Background: Pediatric obesity prevalence remains at historically high levels. The objective of this study was to examine secular trends in the percentages of overweight/obese children who received notification from a health-care professional (HCP) about their unhealthy weight.

Methods: We analyzed data of 25 570 (including 8639 overweight/obese) children aged 2–18 years collected from seven cross-sectional biennial surveys (National Health and Nutrition Examination Survey, 1999–2014), in which adolescents (16 years and older) and caregivers, mostly biological mothers, of children (2–15 years) were asked 'Has a doctor or other health professional ever told you that you (or your child) were overweight?'

Results: Approximately 90% of overweight/obese children visited HCPs at least once in the past 12 months, but only 22.12% (s.e.=1.92) in 1999 to 34.43% (2.35) in 2014 of the overweight/obese children were notified by HCPs about unhealthy weight. The biennial increase in odds of receipt of notification of unhealthy weight was 1.08 (95% confidence interval=(1.04–1.12)). Greater likelihood for receipt of notification was associated with being obese (odds ratio=5.03 (4.29–5.89) vs overweight); black (1.24 (1.06–1.46)) or Hispanic race/ethnicity (1.72 (1.45–2.04) vs white); female sex (1.22 (1.07–1.11) vs boys); and child’s insurance status (1.31 (1.08–1.59) vs uninsured). There were increasing odds of being notified with increasing age: 1.00 (reference), 2.24 (2.06–2.62), 3.22 (2.50–4.13) and 4.87 (3.76–6.32) for children 2–5, 6–11, 12–16 and 16+ year old, respectively. The frequency of medical contact was linearly associated with an increased likelihood of being notified.

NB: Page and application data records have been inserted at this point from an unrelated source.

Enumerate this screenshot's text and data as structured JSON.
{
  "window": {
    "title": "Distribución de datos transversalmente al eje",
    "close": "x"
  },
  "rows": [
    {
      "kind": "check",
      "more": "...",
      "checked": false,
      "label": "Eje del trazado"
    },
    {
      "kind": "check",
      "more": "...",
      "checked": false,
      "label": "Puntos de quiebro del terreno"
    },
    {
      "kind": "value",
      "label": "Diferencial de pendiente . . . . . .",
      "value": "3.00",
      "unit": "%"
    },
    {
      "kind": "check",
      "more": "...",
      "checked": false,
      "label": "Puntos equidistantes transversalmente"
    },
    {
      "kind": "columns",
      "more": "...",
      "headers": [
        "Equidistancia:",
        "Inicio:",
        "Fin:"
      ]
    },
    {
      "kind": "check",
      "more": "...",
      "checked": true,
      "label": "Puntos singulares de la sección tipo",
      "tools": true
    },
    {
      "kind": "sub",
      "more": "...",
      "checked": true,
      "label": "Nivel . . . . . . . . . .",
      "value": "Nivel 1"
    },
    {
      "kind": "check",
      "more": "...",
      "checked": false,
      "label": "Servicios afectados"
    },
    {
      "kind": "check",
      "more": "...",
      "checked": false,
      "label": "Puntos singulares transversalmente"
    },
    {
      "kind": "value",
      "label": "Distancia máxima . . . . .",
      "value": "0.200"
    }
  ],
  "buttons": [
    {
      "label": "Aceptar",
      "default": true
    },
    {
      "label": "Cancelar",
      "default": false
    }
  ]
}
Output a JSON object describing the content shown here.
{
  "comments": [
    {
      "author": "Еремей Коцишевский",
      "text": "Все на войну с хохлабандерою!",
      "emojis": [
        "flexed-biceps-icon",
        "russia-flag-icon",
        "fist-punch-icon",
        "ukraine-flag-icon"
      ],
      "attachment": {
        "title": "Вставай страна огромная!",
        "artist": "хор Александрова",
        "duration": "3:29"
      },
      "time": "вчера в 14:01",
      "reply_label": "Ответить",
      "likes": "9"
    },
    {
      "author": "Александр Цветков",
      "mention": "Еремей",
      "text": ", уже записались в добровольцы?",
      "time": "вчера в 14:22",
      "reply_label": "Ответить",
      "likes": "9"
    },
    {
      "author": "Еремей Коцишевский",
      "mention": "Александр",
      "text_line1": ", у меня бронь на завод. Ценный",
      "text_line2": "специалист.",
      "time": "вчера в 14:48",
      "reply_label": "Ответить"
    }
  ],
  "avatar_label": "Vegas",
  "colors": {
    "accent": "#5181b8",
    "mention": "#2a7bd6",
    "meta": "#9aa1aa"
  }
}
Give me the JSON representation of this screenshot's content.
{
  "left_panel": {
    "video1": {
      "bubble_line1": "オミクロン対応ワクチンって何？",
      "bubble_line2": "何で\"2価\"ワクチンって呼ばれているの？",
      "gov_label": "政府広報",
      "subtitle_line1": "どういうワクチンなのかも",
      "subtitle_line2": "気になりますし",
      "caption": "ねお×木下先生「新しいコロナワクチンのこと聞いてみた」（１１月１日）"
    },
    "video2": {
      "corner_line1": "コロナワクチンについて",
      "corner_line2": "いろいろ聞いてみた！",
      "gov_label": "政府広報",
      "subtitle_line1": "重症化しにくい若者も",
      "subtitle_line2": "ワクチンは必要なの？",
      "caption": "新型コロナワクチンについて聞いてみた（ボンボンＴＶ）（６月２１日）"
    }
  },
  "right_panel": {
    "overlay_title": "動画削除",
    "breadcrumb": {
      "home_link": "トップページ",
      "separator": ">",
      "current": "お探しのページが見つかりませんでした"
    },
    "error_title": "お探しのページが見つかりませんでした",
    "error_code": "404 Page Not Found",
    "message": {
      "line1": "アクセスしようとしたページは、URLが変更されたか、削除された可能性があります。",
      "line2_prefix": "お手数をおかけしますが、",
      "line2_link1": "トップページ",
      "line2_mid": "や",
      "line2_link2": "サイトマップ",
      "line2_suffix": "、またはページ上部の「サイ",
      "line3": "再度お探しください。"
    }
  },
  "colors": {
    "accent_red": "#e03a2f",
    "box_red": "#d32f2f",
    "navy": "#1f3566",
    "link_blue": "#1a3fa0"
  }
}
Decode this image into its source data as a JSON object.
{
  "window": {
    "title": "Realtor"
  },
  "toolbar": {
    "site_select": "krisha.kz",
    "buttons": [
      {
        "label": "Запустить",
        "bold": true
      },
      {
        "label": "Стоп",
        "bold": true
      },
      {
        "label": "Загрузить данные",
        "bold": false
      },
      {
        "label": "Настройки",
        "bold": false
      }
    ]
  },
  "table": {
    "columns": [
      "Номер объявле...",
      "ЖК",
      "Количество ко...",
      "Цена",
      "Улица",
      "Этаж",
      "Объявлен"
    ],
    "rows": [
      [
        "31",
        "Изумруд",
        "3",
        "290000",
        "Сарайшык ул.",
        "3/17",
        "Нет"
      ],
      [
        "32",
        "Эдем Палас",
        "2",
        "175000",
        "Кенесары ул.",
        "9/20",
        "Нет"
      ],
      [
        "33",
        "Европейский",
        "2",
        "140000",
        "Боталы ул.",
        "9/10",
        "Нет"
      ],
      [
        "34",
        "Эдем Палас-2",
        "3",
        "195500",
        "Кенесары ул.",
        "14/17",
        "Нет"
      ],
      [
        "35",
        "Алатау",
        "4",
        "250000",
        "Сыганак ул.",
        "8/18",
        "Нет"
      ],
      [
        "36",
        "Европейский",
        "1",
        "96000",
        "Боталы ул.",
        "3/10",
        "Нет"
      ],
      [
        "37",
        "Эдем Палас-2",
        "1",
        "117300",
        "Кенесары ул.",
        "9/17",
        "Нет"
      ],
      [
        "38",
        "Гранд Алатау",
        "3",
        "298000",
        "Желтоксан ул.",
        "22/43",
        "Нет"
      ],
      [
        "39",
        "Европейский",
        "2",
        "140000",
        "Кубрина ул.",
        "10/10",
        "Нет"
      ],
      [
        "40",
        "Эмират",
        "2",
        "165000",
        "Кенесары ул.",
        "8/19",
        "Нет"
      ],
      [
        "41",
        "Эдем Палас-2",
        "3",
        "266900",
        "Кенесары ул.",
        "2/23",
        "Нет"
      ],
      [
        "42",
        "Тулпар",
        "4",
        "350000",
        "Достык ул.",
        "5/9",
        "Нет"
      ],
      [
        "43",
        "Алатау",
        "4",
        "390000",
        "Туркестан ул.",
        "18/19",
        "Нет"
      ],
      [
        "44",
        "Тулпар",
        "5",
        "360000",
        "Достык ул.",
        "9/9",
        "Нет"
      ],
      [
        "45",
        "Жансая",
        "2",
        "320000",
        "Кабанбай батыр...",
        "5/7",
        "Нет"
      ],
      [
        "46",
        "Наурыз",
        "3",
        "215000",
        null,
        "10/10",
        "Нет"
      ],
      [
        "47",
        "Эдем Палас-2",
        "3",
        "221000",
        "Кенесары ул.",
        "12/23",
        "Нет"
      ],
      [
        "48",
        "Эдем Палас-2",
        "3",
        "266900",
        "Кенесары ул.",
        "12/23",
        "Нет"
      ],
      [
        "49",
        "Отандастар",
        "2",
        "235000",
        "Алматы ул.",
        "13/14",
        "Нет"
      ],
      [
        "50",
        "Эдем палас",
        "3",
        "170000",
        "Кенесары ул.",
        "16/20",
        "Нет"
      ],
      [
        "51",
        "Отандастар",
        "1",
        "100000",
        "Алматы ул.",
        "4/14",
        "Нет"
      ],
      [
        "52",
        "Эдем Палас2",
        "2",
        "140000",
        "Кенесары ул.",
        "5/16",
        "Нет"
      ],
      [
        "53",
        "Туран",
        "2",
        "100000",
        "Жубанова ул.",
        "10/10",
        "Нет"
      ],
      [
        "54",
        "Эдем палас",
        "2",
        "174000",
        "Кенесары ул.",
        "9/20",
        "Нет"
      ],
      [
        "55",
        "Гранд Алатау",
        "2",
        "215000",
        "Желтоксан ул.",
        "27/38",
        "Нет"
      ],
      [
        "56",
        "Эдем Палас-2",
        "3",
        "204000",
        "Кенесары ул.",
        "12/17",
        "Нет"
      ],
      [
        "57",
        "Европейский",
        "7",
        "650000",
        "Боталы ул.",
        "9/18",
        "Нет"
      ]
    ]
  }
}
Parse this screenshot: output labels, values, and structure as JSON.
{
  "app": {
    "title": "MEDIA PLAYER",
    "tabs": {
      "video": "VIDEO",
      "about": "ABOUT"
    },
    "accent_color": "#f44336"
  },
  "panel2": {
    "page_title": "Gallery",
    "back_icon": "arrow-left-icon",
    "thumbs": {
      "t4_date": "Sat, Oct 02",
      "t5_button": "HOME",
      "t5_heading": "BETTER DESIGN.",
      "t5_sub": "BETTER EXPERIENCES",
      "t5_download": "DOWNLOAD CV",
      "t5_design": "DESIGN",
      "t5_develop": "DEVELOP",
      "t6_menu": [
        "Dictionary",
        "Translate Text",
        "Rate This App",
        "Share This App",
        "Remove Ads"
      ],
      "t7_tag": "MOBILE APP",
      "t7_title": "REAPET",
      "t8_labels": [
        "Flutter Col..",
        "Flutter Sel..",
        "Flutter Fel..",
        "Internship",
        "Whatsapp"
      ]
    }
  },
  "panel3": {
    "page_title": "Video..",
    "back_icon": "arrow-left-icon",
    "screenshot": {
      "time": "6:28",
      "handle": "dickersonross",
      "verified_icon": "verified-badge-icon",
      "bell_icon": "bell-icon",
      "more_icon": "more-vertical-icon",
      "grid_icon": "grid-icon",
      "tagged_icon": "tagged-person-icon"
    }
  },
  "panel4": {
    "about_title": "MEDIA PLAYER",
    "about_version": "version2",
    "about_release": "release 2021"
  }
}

Conclusions: Notification of child’s unhealthy weight by HCPs increased significantly between 1999 and 2014, but the opportunity of clinical intervention remained substantially under-utilized.